Maria Schneider has been named a Pulitzer Prize finalist in music for her album Data Lords, adding to the long list of accolades for the accomplished jazz composer and bandleader.
Data Lords previously won the Grammy Award for best large jazz ensemble album, while the track Sputnik won the Grammy for best instrumental composition. In total, Schneider has won seven Grammys out of 14 career nominations. Data Lords also won Schneider four JJA Jazz Awards for composer, arranger, large ensemble and record of the year.
Maria Schneider’s music has been hailed by critics as “evocative, majestic, magical, heart-stoppingly gorgeous, imaginative, revelatory, riveting, daring, and beyond categorization.” Blurring the lines between genres, her varied commissioners include Jazz at Lincoln Center, the Saint Paul Chamber Orchestra, the American Dance Festival and David Bowie. In 2019, she was named an NEA Jazz Master, the United States’ highest honour in jazz.
A strong voice for music advocacy, Schneider has testified before a U.S. congressional committee on digital rights, participated in roundtables for the United States Copyright Office, and has written extensively about the digital economy as it relates to musicians’ interests.
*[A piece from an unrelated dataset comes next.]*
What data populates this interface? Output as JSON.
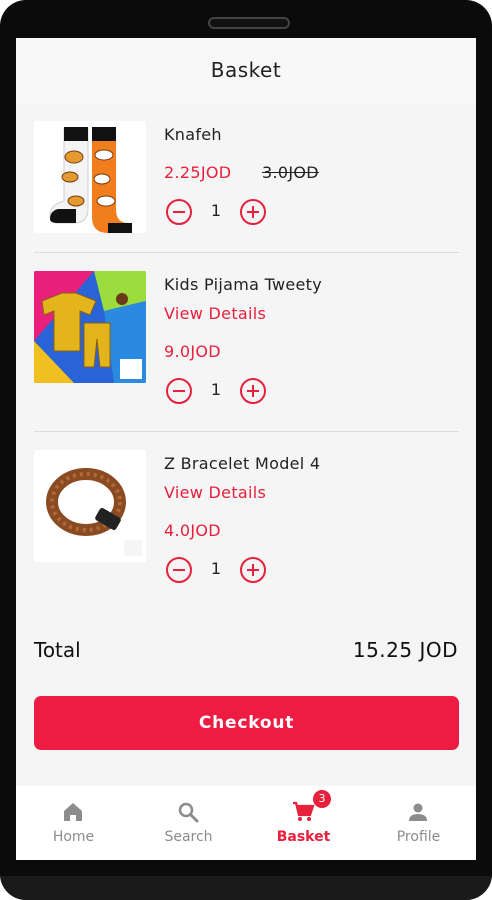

Data Lords was largely inspired by her immersion in those issues.
Data Lords is “the most daring work of Schneider’s career, which sets the bar imposingly high,” Nate Chinen wrote for NPR.
This year’s Pulitzer winner in music was Stride, an orchestral composition by Cuban-American composer Tania León. The other finalist was Ted Hearne’s oratorio Place.
Previous winners include Anthony Davis’s The Central Park Five (2020), Ellen Reid’s p r i s m (2019) and Kendrick Lamar’s DAMN (2018).
The jurors were Regina Carter, the New Jersey-based violinist; Christopher J. Washburne, a trombonist, composer and Columbia University professor; Ellen Reid, a New York-based composer and previous Pulitzer winner; John V. Brown, vice-provost of arts at Duke University; and John Schaefer, a broadcaster at WNYC Radio.